That servant who knows his master's will and does not get ready or does not do what his master wants will be beaten with many blows.Is Christ speaking of the same unfaithful servant here who is cut in half? Or is this another servant?
If this is the same servant, he is both cut into many pieces and beaten with many blows. That is awkward. Why would Christ punish them with cutting them up and also blows? Sounds as if this is a different servant. This one was aware of what he was supposed to do, but failed to do it. He may not have been beating other servants, but did not obey his master. So this second servant who fails to obey his master will be severely punished at his eternal judgment.
A third servant's judgment is brought up. This one is different in that he wasn't aware of what he was supposed to do. He wasn't being deliberately disobedient.
But the one who does not know and does things deserving punishment will be beaten with few blows.The culpability seems to decrease the severity of punishment, but it does not totally excuse him. Perhaps there was some negligence on the part of the servant for not inquiring about his duties.
Jesus is judging His servants on a sliding scale of obedience with those servants who willfully, flagrantly disobey given the worst punishment. Those who did not know the instructions are still given punishment but only light blows.
Protestant theology would interpret Jesus' parable as saying that all three of these servants are faithless and their verdict is eternal punishment, but of differing degrees. Most Protestant theology gives the ignorant servant no hope of heaven only mercy in everlasting damnation.

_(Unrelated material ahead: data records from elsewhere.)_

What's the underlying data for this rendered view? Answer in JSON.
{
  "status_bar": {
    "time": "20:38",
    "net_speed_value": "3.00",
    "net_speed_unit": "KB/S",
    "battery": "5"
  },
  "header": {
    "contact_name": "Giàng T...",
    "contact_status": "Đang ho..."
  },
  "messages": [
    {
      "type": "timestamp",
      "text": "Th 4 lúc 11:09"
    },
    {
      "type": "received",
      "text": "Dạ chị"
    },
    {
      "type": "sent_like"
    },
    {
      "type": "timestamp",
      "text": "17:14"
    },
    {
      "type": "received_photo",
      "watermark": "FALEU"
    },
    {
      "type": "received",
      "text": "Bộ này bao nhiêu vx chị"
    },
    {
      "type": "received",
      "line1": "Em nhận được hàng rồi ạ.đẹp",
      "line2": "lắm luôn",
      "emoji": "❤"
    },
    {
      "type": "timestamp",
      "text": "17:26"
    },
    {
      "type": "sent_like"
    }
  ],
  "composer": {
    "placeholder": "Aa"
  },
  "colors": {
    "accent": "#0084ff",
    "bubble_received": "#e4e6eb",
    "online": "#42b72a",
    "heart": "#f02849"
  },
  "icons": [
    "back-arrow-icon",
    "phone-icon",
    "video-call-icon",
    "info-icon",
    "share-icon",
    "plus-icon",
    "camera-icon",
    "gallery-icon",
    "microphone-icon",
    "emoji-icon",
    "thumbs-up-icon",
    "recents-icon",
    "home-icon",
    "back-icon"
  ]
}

There is no mainstream Protestant church that would allow for a punishment of the servant's disobedience and then an entering into heaven.
However, the text could naturally be interpreted to mean that the first wicked servant was sent to hell while the other two were sent for a temporary punishment that would be over. It would have an end and then what?
Seventh-day Adventists would respond, "annihilation." But that is an interpretation most Christians reject. That is a additional punishment that would create injustice. After all, the person unaware of having sinned would be mildly punished and an additional payment for their crimes of obliteration would follow. That adds too much to the text.
Catholics have what I consider the best and most loving interpretation of this passage because we believe Christ taught purgatory. I will not go into the other scriptural references Catholics use to back up the theology of Purgatory. We will concentrate on this parable.
Christ is clear here, sins that are not repented of will be punished. Even those who are God's servants. No one gets a "get out of punishment free" card when he sins. We must repent. Then Christ mercifully applies the atonement to the servant and he is cleansed of all unrighteousness.
This is true of both intentional and unintentional sins. Even sins a believer is not aware of will be punished. However, the verdict for the uninformed who sins is not damnation. Jesus tells us that their punishment is light and temporal, and then a servant of God will enter heaven.
Praise God that there is another way. Purgatory. If one has lived this life as God's servant but has failed Him in some respects-- perhaps having been disobedient or lazy--but one's works have not shown utter hatred for God by dismissing Him and hurting His other servants, one may end up in purgatory and not hell. That person's faith will save them but as St. Paul wrote, "as through fire." (1 Cor. 3: 5)
If anyone read these passages as a Protestant, the best a unfaithful or ignorant servant can hope for is degrees of suffering in hell. Jesus provided another way to cleanse a believer of all unrighteousness and to make him clean and spotless as His Bride. Purgatory will make the believer able to stand in front of a Holy God.
Can the text be interpreted another way than Catholic, of course. But I have yet to come across a Protestant interpretation of this passage that works with other passages of scripture or the character of Christ.
I am so thankful for the mercy of Purgatory.